Arm Exercise Relieves Leg Pain
People With Peripheral Artery Disease Walk Farther After Arm Workouts
WebMD News Archive
Nov. 14, 2006 (Chicago) -- It may sound mixed up, but arm exercises can
relieve leg pain in people with peripheral artery disease (PAD), a new study
As a result, they can walk farther than if they don't have an arm workout,
says researcher Diane Treat-Jacobson, PhD, an assistant professor at the
University of Minnesota School of Nursing in Minneapolis.
"Particularly for PAD patients who are quite disabled, walking can be
difficult," she tells WebMD. "Arm aerobics may offer a better option
than traditional workouts on a treadmill."
Exercise Improves Cardiopulmonary Fitness
In people with PAD, there is poor blood flow in the arteries other than
those of the heart and brain, limiting the supply of oxygen-rich blood to the
muscles, particularly in the legs. The most common cause is plaque buildup.
Starved for oxygen, the leg muscles cramp and begin hurting after people walk
even short distances. The pain typically goes away after a few minutes of rest.
In severe cases of PAD, this leg pain (called claudication) occurs at rest.
Earlier studies have shown that walking on a treadmill helps people with PAD
to walk farther. "But we thought it was a local effect; exercising the
muscles around the blockage allows them to use oxygen more efficiently,"
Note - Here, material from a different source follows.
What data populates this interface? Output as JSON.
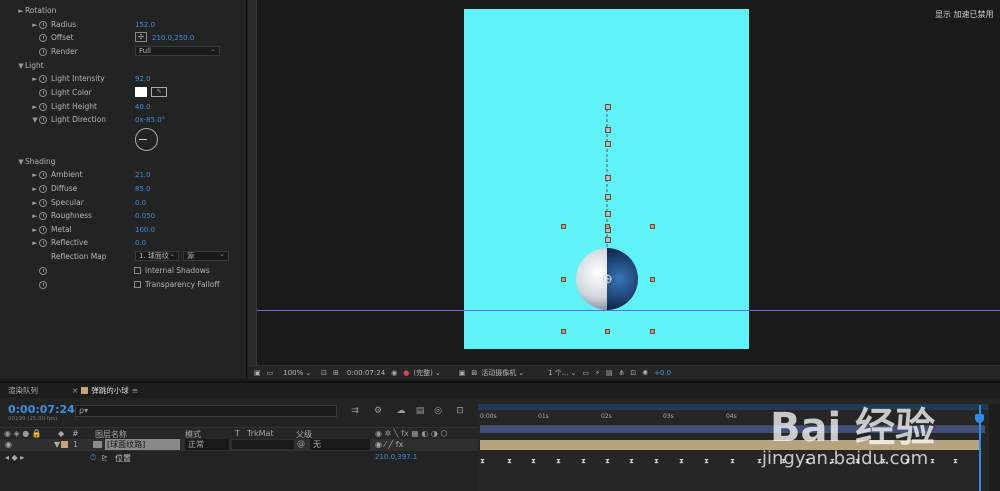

The new study, the first to pit treadmill training against arm aerobics,
suggests that exercise has a systemic effect, improving overall cardiovascular
function and fitness, she says.